Staitc Noise Developing; Melting

Karissa Hahn

2016

 

 

..looping 16mm projection of tv static melting....(the white noise, the analog -  gone digital - gone analog)  

Static noise disappeared in the advent of digital broadcasting, which resurfaced on the internet, which has been copied and transferred to analog form .... 

When a form falls into obsolescence, an evocation of the utopian ideals that the form held in promise at its advent re-emerge, freed from the technological cell we’re in.” RK  

Quite intrigued by a Julia Chang’s perspective on the post-medium condition in regards to Rosalind Krauss’ concept of obsolescence.  She spoke of a certain artist David Moreno….and his piece Television Noise, which is “transforming the otherwise unpleasant crackle of broadcast static into a visual contemplation that subjects it to a historical lineage of evaluation of craft, and, on the other, brings it into the politicized sphere of the art institution that it has become in the postmodern period, particularly through the lens of institutional critique.”  JC

To this sentiment, the ‘lost world’….

To this,

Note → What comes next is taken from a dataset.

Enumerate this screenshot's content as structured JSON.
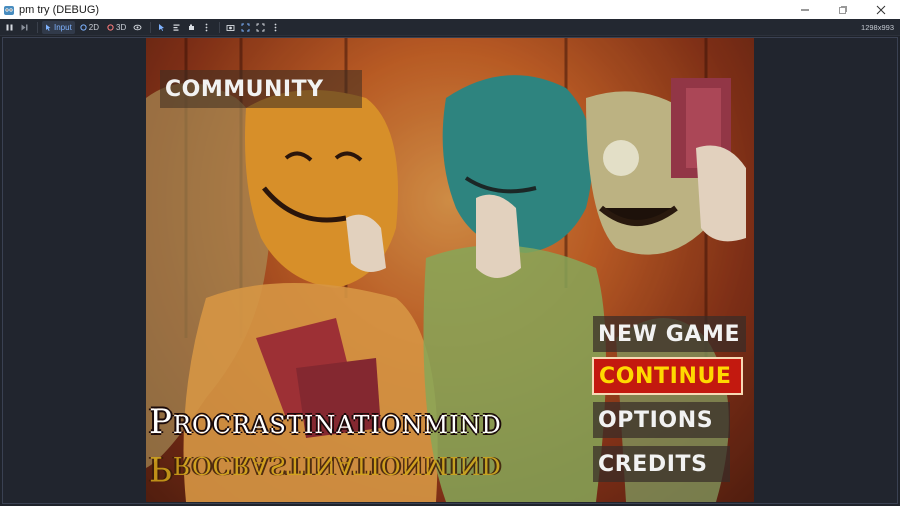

David Joselit describes the general trajectory of a technology’s cycle as one that originates from a hobbyist’s occupation to a military application and finally to a commercial usurpation.  Television is unique in that it had slim military application and jumped rather directly into its commercial application. The incredible rate of so-called technological advances in consumer electronics has increased exponentially, and even more so since the introduction of the personal computer.” JC 

 

(David Joselit, reading of “Feedback: Art and Politics in the Television Era,” (not yet published) lecture presentation November 28, 2005, from Chang, Julia “Analog Signal”)

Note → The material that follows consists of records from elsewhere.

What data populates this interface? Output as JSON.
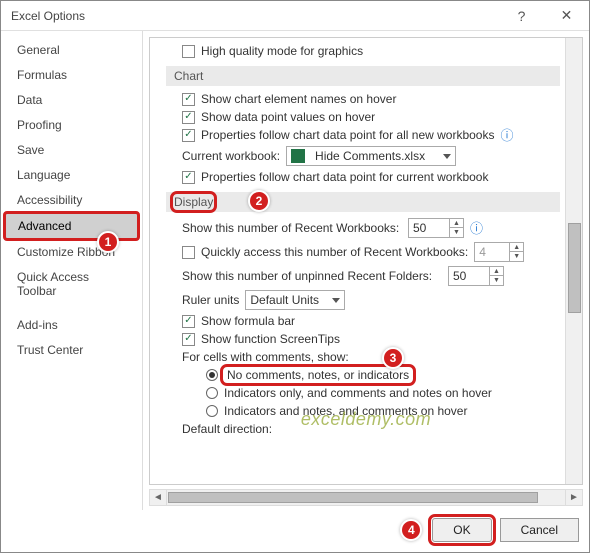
{
  "titlebar": {
    "title": "Excel Options",
    "help_icon": "?",
    "close_icon": "✕"
  },
  "sidebar": {
    "items": [
      {
        "label": "General"
      },
      {
        "label": "Formulas"
      },
      {
        "label": "Data"
      },
      {
        "label": "Proofing"
      },
      {
        "label": "Save"
      },
      {
        "label": "Language"
      },
      {
        "label": "Accessibility"
      },
      {
        "label": "Advanced"
      },
      {
        "label": "Customize Ribbon"
      },
      {
        "label": "Quick Access Toolbar"
      },
      {
        "label": "Add-ins"
      },
      {
        "label": "Trust Center"
      }
    ],
    "selected_index": 7
  },
  "main": {
    "top_checkbox": {
      "checked": false,
      "label": "High quality mode for graphics"
    },
    "chart_header": "Chart",
    "chart": {
      "show_element_names": {
        "checked": true,
        "label": "Show chart element names on hover"
      },
      "show_values": {
        "checked": true,
        "label": "Show data point values on hover"
      },
      "properties_all": {
        "checked": true,
        "label": "Properties follow chart data point for all new workbooks"
      },
      "current_workbook_label": "Current workbook:",
      "current_workbook_value": "Hide Comments.xlsx",
      "properties_current": {
        "checked": true,
        "label": "Properties follow chart data point for current workbook"
      }
    },
    "display_header": "Display",
    "display": {
      "recent_wb_label": "Show this number of Recent Workbooks:",
      "recent_wb_value": "50",
      "quick_access": {
        "checked": false,
        "label": "Quickly access this number of Recent Workbooks:",
        "value": "4"
      },
      "recent_folders_label": "Show this number of unpinned Recent Folders:",
      "recent_folders_value": "50",
      "ruler_label": "Ruler units",
      "ruler_value": "Default Units",
      "show_formula_bar": {
        "checked": true,
        "label": "Show formula bar"
      },
      "show_screentips": {
        "checked": true,
        "label": "Show function ScreenTips"
      },
      "comments_label": "For cells with comments, show:",
      "comments_options": [
        {
          "label": "No comments, notes, or indicators",
          "selected": true
        },
        {
          "label": "Indicators only, and comments and notes on hover",
          "selected": false
        },
        {
          "label": "Indicators and notes, and comments on hover",
          "selected": false
        }
      ],
      "default_direction_label": "Default direction:"
    }
  },
  "footer": {
    "ok": "OK",
    "cancel": "Cancel"
  },
  "watermark": "exceldemy.com",
  "badges": [
    "1",
    "2",
    "3",
    "4"
  ]
}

I aim to the core, to the target of a discourse on the illusion of the digital rhetoric - which here, disassembles when gone analog.  Which curled back on itself would not correct, yet not-notwithstanding, would destruct. 

and I’m thinking of the word: homogenized.

and I’m thinking of your thoughts:  “a glow that frees the medium from its commercial enslavement.”  

To which there is a semblance, or rather not; perhaps a biological definition of the term would suffice  ::::       “to prepare a suspension of cell constituents.”  

Static as an image in stasis, perpetually melted by analog form into movement.  The white noise, “the light from a star just before it explodes….”

The hum of the atmosphere - particles.  The erratic static in stasis melting, the optical space of cosmic microwaves permeating in-frame.  

a ghost from the past, T.V. noise decomposing in projection.  Static noise developing; melting.

The interstitial points of reception….

What is the in-between static broadcasting, anyway? All the weaker signals of light and other electronic frequencies--an amalgamation of unorganized, unintentional communications on the electronic level. Without motivation from the commercial sector, the potential of these spaces has been under-investigated and virtually illegalized by the mandatory regulation by the FCC.” JC.

By “injecting the power on the transparent surface”

T.V. > static regulated/allotted by the FCC, re-emerged on the internet…. to the film, transparent surface, ready for printing, superannuated by the former mention.  

Now, here I put it in TENSIONal terms.  In in-TENSIONAL terms.  Pulled through a projector (friction in current media landscape)

The “interstitial points of reception.”  

Television static had become obsolete with digital broadcasting, yet, emerged on the internet as a copy, or artifact, floating in the digital landscape we all know so strangerly well, floating in the pool of data that presents itself to us in ever-constant emerging “vicious devices.”  

The ubiquitous realm of data pools, of meta-data, of copies of interstitial regulated and allotted figures,  resurfacing -  

 - and then melting.

(Chang, Julia. "Analog Signal." Web log post. The Post-medium. Columbia Syllabus. Julia Chang, n.d. Web)

 

Karissa Hahn

 

 

KARISSA HAHN